I don't quite get this correlation -- how do we know it's the Romance Genre that did it and not, say, because her books are simply appealing to a great number of people? (Though, no, it doesn't have the cross-age appeal of HP -- which I don't think it should, given some of the content.) I think she would have found an audience if she were shelved in SF/F or Historical Fiction; her books are atypical for the Romance Genre, even if one considers them Romance.

I still wake up drenched in sweats from Jamie/JRandall nightmares

But there's no slash there...

And I haven't read HP, so it's the same boat, more or less.

Her publishers were smart to shelve/categorize her there b/c they knew romance sells half the books that are published each year.

Yes, I agree with this. But I'm not sure why there's so much uproar over moving her books out of the romance section if romance readers also agree that her books are NOT romances?

11/20/2007 03:27:00 PM  

Anonymous Sarah McCarty said...

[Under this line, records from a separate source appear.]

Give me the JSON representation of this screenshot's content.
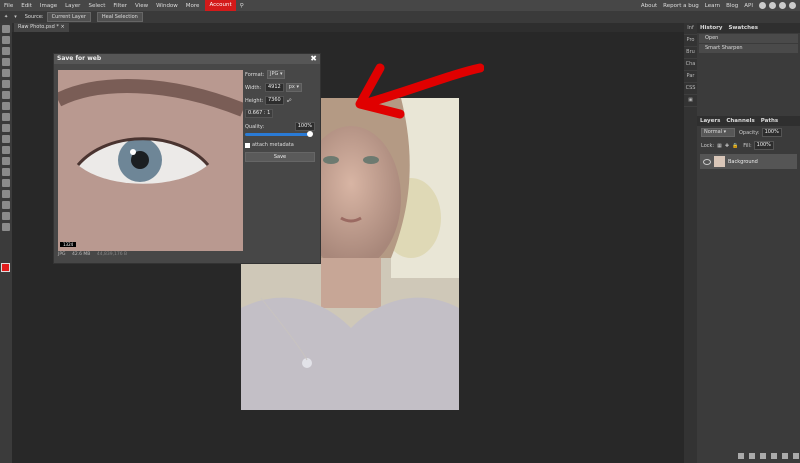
{
  "menubar": {
    "items": [
      "File",
      "Edit",
      "Image",
      "Layer",
      "Select",
      "Filter",
      "View",
      "Window",
      "More"
    ],
    "accent_item": "Account",
    "right_items": [
      "About",
      "Report a bug",
      "Learn",
      "Blog",
      "API"
    ],
    "accent_color": "#d41a1a"
  },
  "options_bar": {
    "source_label": "Source:",
    "source_value": "Current Layer",
    "heal_button": "Heal Selection"
  },
  "tab": {
    "label": "Raw Photo.psd *"
  },
  "dialog": {
    "title": "Save for web",
    "format_label": "Format:",
    "format_value": "JPG",
    "width_label": "Width:",
    "width_value": "4912",
    "unit_value": "px",
    "height_label": "Height:",
    "height_value": "7360",
    "ratio_value": "0.667 : 1",
    "quality_label": "Quality:",
    "quality_value": "100%",
    "quality_level": 1.0,
    "metadata_label": "attach metadata",
    "save_button": "Save",
    "zoom_badge": "1324",
    "footer_format": "JPG",
    "footer_size": "42.6 MB",
    "footer_extra": "44,839,176 B"
  },
  "right_column": {
    "items": [
      "Inf",
      "Pro",
      "Bru",
      "Cha",
      "Par",
      "CSS"
    ]
  },
  "history_panel": {
    "tabs": [
      "History",
      "Swatches"
    ],
    "items": [
      "Open",
      "Smart Sharpen"
    ]
  },
  "layers_panel": {
    "tabs": [
      "Layers",
      "Channels",
      "Paths"
    ],
    "blend_mode": "Normal",
    "opacity_label": "Opacity:",
    "opacity_value": "100%",
    "lock_label": "Lock:",
    "fill_label": "Fill:",
    "fill_value": "100%",
    "layer_name": "Background"
  }
}
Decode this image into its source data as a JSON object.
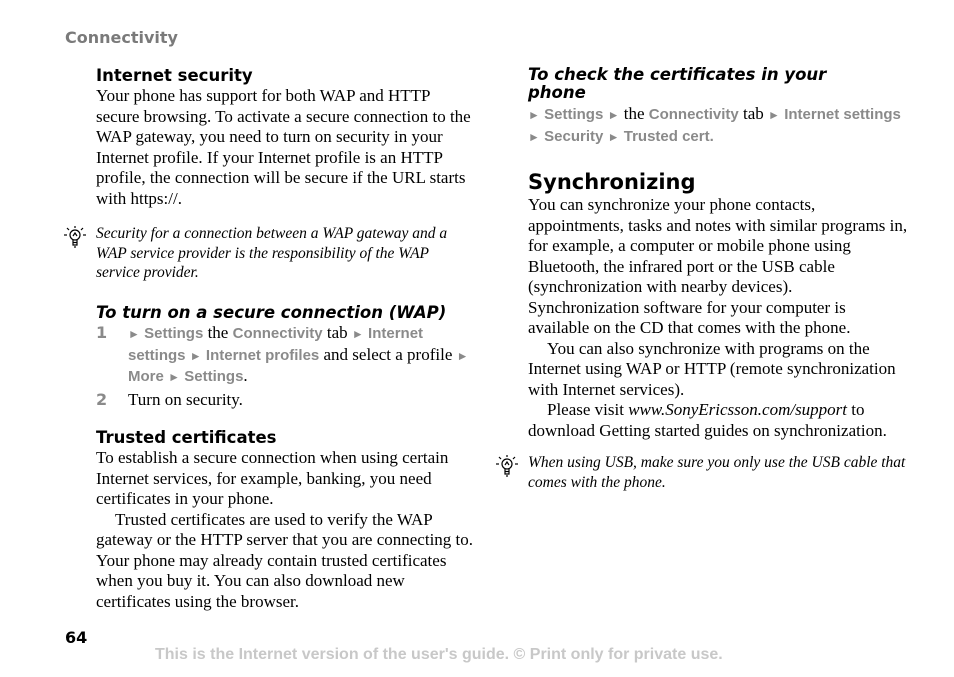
{
  "header": {
    "section": "Connectivity"
  },
  "left": {
    "internet_security": {
      "heading": "Internet security",
      "body": "Your phone has support for both WAP and HTTP secure browsing. To activate a secure connection to the WAP gateway, you need to turn on security in your Internet profile. If your Internet profile is an HTTP profile, the connection will be secure if the URL starts with https://."
    },
    "tip1": "Security for a connection between a WAP gateway and a WAP service provider is the responsibility of the WAP service provider.",
    "secure_wap": {
      "heading": "To turn on a secure connection (WAP)",
      "step1": {
        "num": "1",
        "settings": "Settings",
        "the": " the ",
        "connectivity": "Connectivity",
        "tab": " tab ",
        "internet_settings": "Internet settings",
        "internet_profiles": "Internet profiles",
        "select": " and select a profile ",
        "more": "More",
        "settings2": "Settings",
        "period": "."
      },
      "step2": {
        "num": "2",
        "text": "Turn on security."
      }
    },
    "trusted": {
      "heading": "Trusted certificates",
      "p1": "To establish a secure connection when using certain Internet services, for example, banking, you need certificates in your phone.",
      "p2": "Trusted certificates are used to verify the WAP gateway or the HTTP server that you are connecting to. Your phone may already contain trusted certificates when you buy it. You can also download new certificates using the browser."
    }
  },
  "right": {
    "check_certs": {
      "heading": "To check the certificates in your phone",
      "settings": "Settings",
      "the": " the ",
      "connectivity": "Connectivity",
      "tab": " tab ",
      "internet_settings": "Internet settings",
      "security": "Security",
      "trusted_cert": "Trusted cert."
    },
    "sync": {
      "heading": "Synchronizing",
      "p1": "You can synchronize your phone contacts, appointments, tasks and notes with similar programs in, for example, a computer or mobile phone using Bluetooth, the infrared port or the USB cable (synchronization with nearby devices). Synchronization software for your computer is available on the CD that comes with the phone.",
      "p2": "You can also synchronize with programs on the Internet using WAP or HTTP (remote synchronization with Internet services).",
      "p3_pre": "Please visit ",
      "p3_link": "www.SonyEricsson.com/support",
      "p3_post": " to download Getting started guides on synchronization."
    },
    "tip2": "When using USB, make sure you only use the USB cable that comes with the phone."
  },
  "page_number": "64",
  "footer": "This is the Internet version of the user's guide. © Print only for private use."
}
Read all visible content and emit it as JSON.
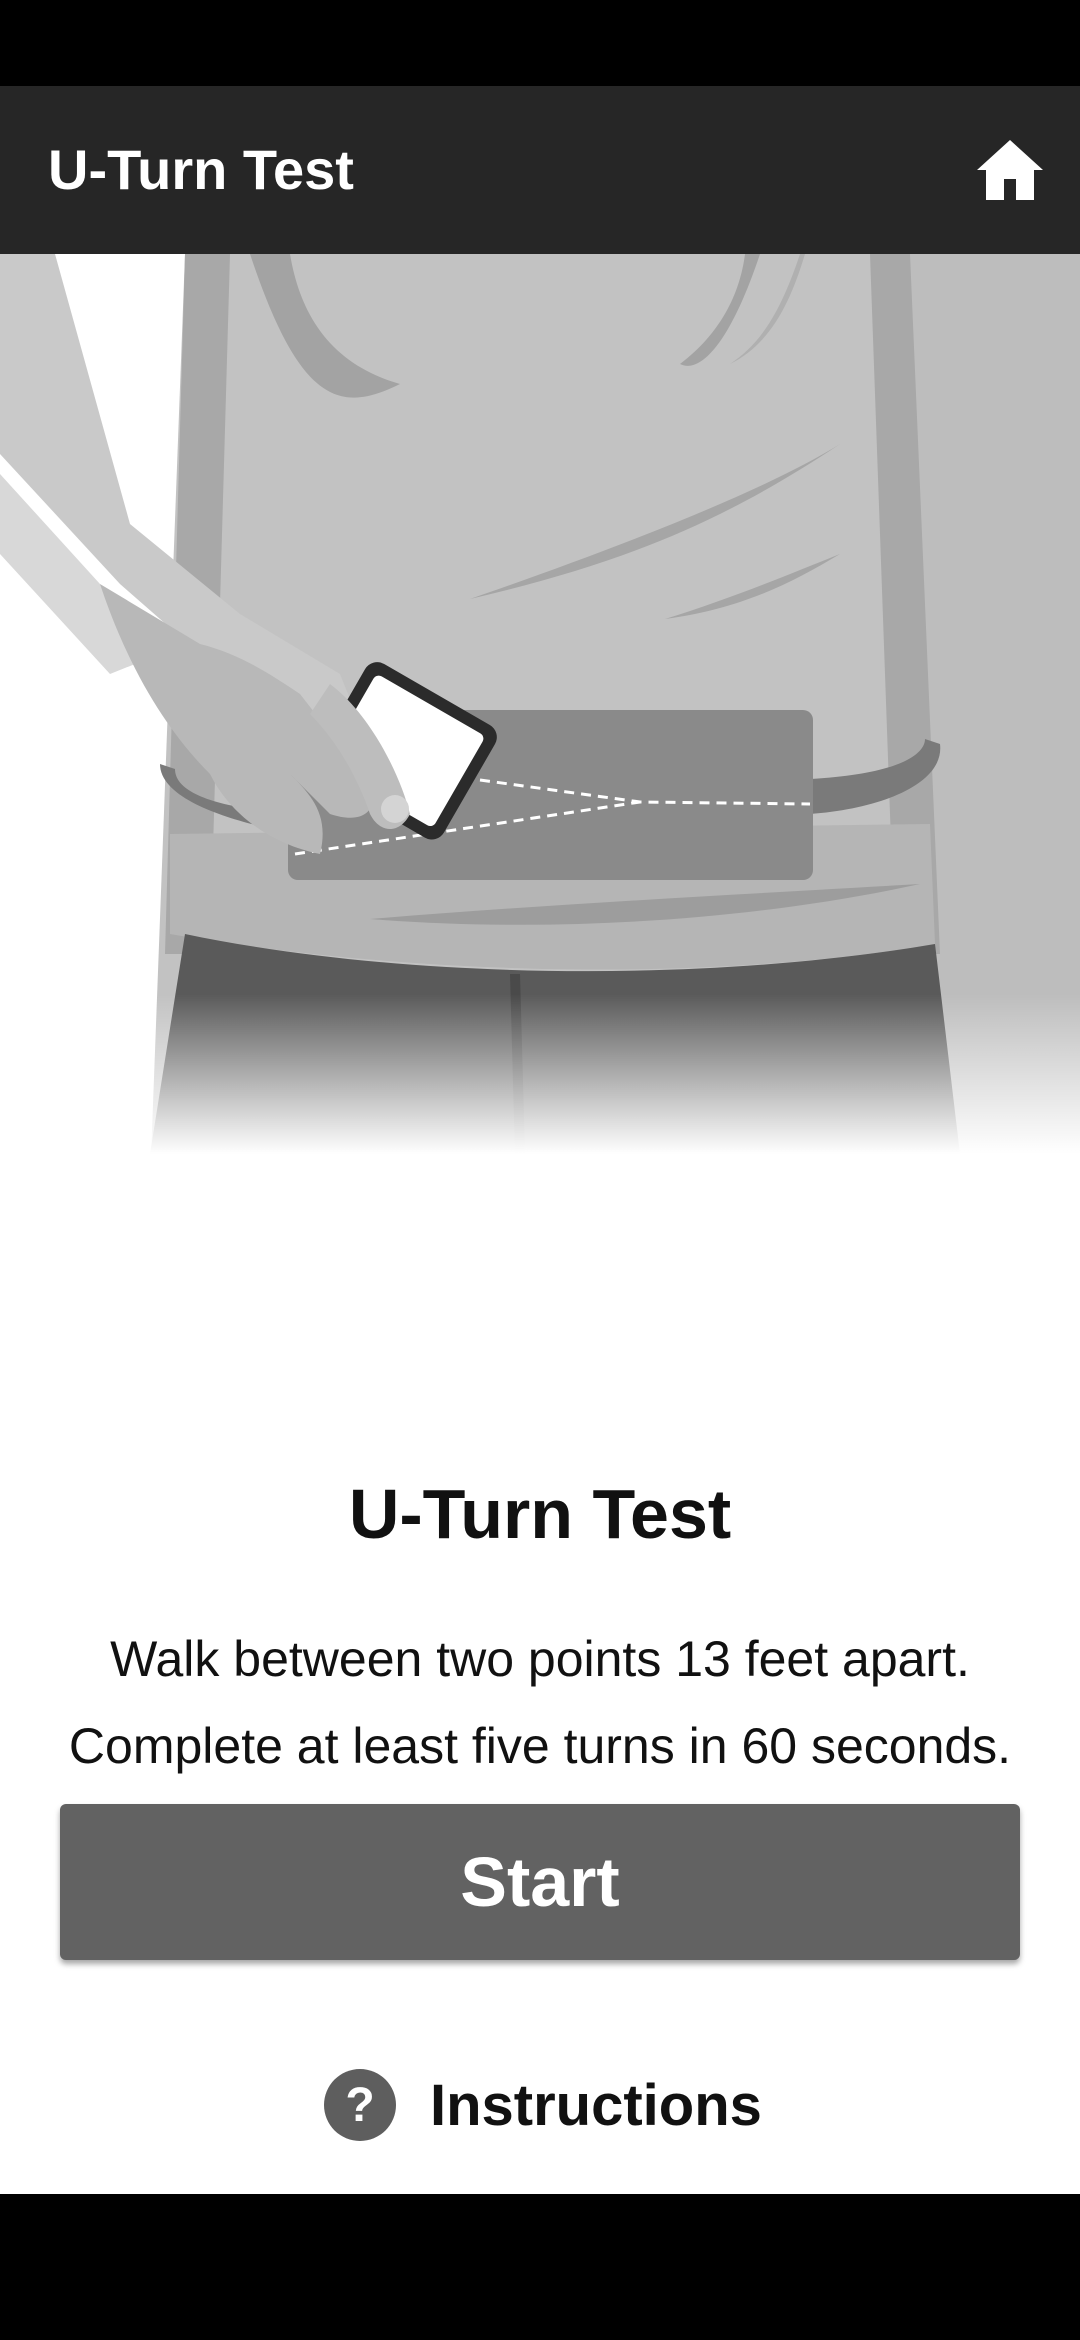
{
  "app_bar": {
    "title": "U-Turn Test",
    "home_icon": "home-icon"
  },
  "main": {
    "illustration": "person-placing-phone-in-waist-pouch",
    "title": "U-Turn Test",
    "description_lines": [
      "Walk between two points 13 feet apart.",
      "Complete at least five turns in 60 seconds."
    ],
    "start_label": "Start",
    "instructions_label": "Instructions",
    "help_icon": "?"
  },
  "colors": {
    "app_bar": "#262626",
    "button": "#626262",
    "background": "#ffffff",
    "system_bars": "#000000"
  }
}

Diana Gabaldon romance- Outlander is romance. It was bought as romance and marketed as romance with a quote from JM as a selling point. That's why she was shelved in romance. The rest of the series may or may not be romance (haven't read it) but they put the first book where it fit and where it would sell best. I don't believe Diana was ever happy with that as she could see the whole series in her head.

A book being romantic does not make it romance. It's a genre classification and what makes a book romantic suspense verses suspense is the HEA. A romance must always have an HEA. Without it it falls into another genre classification, ie. suspense, mystery, fantasy, woman's fiction, etc

Top 100 list- I've read or tried to read them all. A lot of the selections make me shake my head, but putting together a list of 100 books is a tedious task and this poll merely represents the taste of whomever felt up to the challenge. Of whom I was not one. *G*

11/23/2007 04:04:00 PM